The concerns that lead people to take a strong position on gun ownership are important. Acknowledging that and moving on allows the Church to leave gun control measures to politicians and focus its attention on those things within its control to change.
Declare unity within our churches.
In a piece on his website supporting gun ownership, Southern Baptist Convention Ethics & Religious Liberty Commission President Russell Moore suggests that gun violence is lowest where community is strongest—and the Church is a keystone community’s keystone. “Both sides of the debate are longing for the kind of civic community that is slipping away in a globalizing, urbanizing America,” he says. “Into this void must step churches that foster and build real communities built on real love and real truth.” When we are unified in our mission to love and help one another, the gun control debate is reduced to background noise. A Church united in purpose no longer needs to fear the division caused by the debate around personal firearms, and pastors can speak frankly and openly about the problem of gun violence within their communities. At the congregational level, churches can begin working as change-agents within their neighborhoods.
Maintain an active, peaceful presence within our cultural spaces.
The “gun problem” isn’t only a gun problem. At its core, gun violence disproportionately affecting America’s most vulnerable citizens—along lines of race and poverty. Fortunately, the Church is uniquely suited to tackle issues of inequality—in the worship service, the soup kitchen, the annual VBS and more. If our congregations show themselves willing to engage with their communities and break down the barriers erected by class, race, position and income, the communities will be changed from the inside out. That’s the beauty of the Gospel’s radical message—it compels change, pursues peace, rejects inequality and requires genuine and abiding love for one another. In fact, only through the power of the Gospel do our communities have hope for the future and freedom from violence. As C.S. Lewis put it, “God can’t give us peace and happiness apart from Himself because there is no such thing.” The same is true for the societies our churches serve.

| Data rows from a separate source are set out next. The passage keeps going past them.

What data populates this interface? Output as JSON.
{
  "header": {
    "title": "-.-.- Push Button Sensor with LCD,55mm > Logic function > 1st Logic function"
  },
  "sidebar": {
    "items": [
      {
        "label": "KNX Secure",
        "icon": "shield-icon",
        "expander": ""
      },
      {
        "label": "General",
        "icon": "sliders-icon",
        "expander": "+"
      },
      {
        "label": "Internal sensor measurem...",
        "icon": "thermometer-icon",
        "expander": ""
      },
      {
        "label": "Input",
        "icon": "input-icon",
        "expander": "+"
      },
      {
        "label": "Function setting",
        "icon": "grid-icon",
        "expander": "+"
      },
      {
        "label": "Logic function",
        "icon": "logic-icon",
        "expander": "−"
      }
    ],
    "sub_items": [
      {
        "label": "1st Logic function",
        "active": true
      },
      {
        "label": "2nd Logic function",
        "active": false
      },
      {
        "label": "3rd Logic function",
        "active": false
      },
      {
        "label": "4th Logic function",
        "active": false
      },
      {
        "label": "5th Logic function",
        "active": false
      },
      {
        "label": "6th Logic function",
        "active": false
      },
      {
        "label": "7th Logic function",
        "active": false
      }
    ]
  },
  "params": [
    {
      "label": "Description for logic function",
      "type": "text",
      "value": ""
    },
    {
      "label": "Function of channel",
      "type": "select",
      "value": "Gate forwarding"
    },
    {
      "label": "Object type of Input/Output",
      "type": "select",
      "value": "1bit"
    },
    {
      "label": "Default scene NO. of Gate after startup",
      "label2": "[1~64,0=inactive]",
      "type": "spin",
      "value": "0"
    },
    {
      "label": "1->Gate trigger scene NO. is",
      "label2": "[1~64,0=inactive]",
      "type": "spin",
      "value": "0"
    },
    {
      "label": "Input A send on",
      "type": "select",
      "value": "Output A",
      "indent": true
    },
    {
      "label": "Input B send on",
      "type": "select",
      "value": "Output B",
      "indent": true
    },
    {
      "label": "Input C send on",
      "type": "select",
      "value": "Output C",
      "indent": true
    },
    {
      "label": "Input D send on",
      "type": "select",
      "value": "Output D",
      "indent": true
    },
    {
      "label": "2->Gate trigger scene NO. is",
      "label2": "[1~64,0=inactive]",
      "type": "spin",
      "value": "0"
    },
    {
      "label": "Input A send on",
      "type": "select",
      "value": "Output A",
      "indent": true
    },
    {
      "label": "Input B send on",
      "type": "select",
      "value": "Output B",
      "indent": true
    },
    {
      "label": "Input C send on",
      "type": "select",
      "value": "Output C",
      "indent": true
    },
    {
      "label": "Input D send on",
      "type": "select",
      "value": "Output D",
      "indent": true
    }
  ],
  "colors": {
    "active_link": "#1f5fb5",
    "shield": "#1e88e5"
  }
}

Assume a role of leadership rather than one of reaction.
In a way, the debate about gun control is centered on the concept of reaction. How do we react when faced with violence?
The problem with reaction, of course, is that it only ever happens as a response. Some instances of gun violence can be headed off at the pass when churches recognize their responsibility to lead rather than to react. Working to transform our cultural spaces, standing against racism and injustice and seeking to assist our communities are all important ways churches must assume leadership.

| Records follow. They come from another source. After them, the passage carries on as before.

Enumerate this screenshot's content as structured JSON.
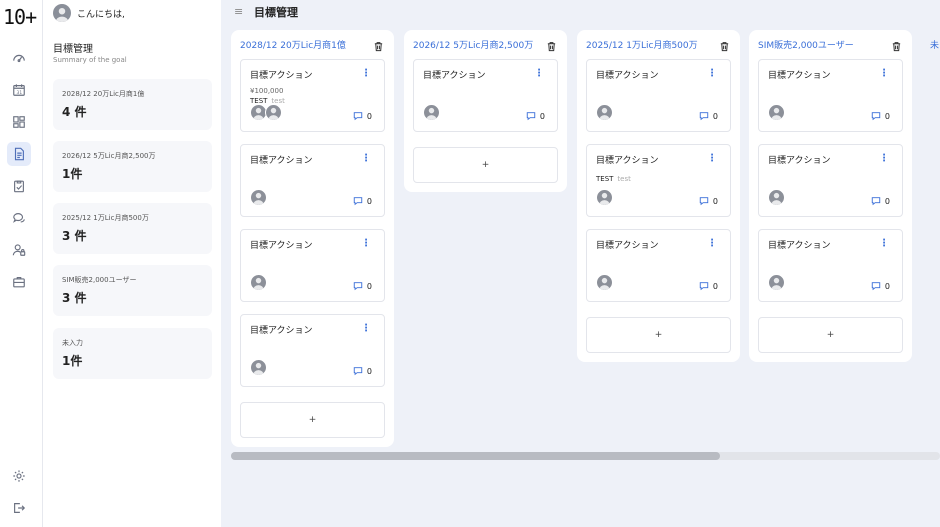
{
  "app": {
    "logo": "10+"
  },
  "user": {
    "greeting": "こんにちは,"
  },
  "header": {
    "title": "目標管理"
  },
  "sidebar": {
    "title": "目標管理",
    "subtitle": "Summary of the goal",
    "goals": [
      {
        "name": "2028/12 20万Lic月商1億",
        "count": "4 件"
      },
      {
        "name": "2026/12 5万Lic月商2,500万",
        "count": "1件"
      },
      {
        "name": "2025/12 1万Lic月商500万",
        "count": "3 件"
      },
      {
        "name": "SIM販売2,000ユーザー",
        "count": "3 件"
      },
      {
        "name": "未入力",
        "count": "1件"
      }
    ]
  },
  "board": {
    "add_label": "+",
    "columns": [
      {
        "title": "2028/12 20万Lic月商1億",
        "cards": [
          {
            "title": "目標アクション",
            "amount": "¥100,000",
            "tag": "TEST",
            "tag_sub": "test",
            "avatars": 2,
            "comments": "0"
          },
          {
            "title": "目標アクション",
            "avatars": 1,
            "comments": "0"
          },
          {
            "title": "目標アクション",
            "avatars": 1,
            "comments": "0"
          },
          {
            "title": "目標アクション",
            "avatars": 1,
            "comments": "0"
          }
        ]
      },
      {
        "title": "2026/12 5万Lic月商2,500万",
        "cards": [
          {
            "title": "目標アクション",
            "avatars": 1,
            "comments": "0"
          }
        ]
      },
      {
        "title": "2025/12 1万Lic月商500万",
        "cards": [
          {
            "title": "目標アクション",
            "avatars": 1,
            "comments": "0"
          },
          {
            "title": "目標アクション",
            "tag": "TEST",
            "tag_sub": "test",
            "avatars": 1,
            "comments": "0"
          },
          {
            "title": "目標アクション",
            "avatars": 1,
            "comments": "0"
          }
        ]
      },
      {
        "title": "SIM販売2,000ユーザー",
        "cards": [
          {
            "title": "目標アクション",
            "avatars": 1,
            "comments": "0"
          },
          {
            "title": "目標アクション",
            "avatars": 1,
            "comments": "0"
          },
          {
            "title": "目標アクション",
            "avatars": 1,
            "comments": "0"
          }
        ]
      }
    ],
    "partial_column_title": "未"
  },
  "icons": {
    "rail": [
      "dashboard-icon",
      "calendar-icon",
      "board-icon",
      "document-icon",
      "clipboard-check-icon",
      "chat-icon",
      "user-lock-icon",
      "briefcase-icon",
      "settings-icon",
      "logout-icon"
    ],
    "delete": "trash-icon",
    "comment": "comment-icon",
    "menu": "menu-icon"
  },
  "colors": {
    "accent": "#3a6fd8",
    "active_bg": "#e4ebfa",
    "background": "#eef1f8"
  }
}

There are others. Addressing domestic violence, which accounts for many instances of gun violence within the Church, is another. Taking a proactive stance against sexual abuse is another. Tackling these tough issues from the pulpit to the pews puts the Church in charge of the discourse, setting the tone for how we confront such ugliness in public. Offering biblical solutions to the root causes of gun violence isn’t just a good thing to do. It’s obligatory.

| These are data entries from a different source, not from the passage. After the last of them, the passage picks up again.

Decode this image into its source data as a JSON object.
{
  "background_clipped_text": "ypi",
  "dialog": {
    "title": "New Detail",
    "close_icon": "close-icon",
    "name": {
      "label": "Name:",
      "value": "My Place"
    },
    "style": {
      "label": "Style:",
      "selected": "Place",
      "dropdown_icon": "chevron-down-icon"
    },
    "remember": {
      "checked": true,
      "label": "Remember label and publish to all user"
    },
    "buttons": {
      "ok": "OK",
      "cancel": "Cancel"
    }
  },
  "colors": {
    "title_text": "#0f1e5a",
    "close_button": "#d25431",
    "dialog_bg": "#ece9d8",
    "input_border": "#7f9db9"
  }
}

Yes, it all starts with a conversation. But it doesn’t end there. For the Church to take its responsibility in addressing gun violence seriously, decisions have to be made and action will determine the result.
But the good news, indeed, is the Good News—the solution is our great advocate, our Savior Jesus Christ. Through Him alone do we have a chance at relief from the scourge of gun violence across our nation. And thank God, for He is called the Prince of Peace.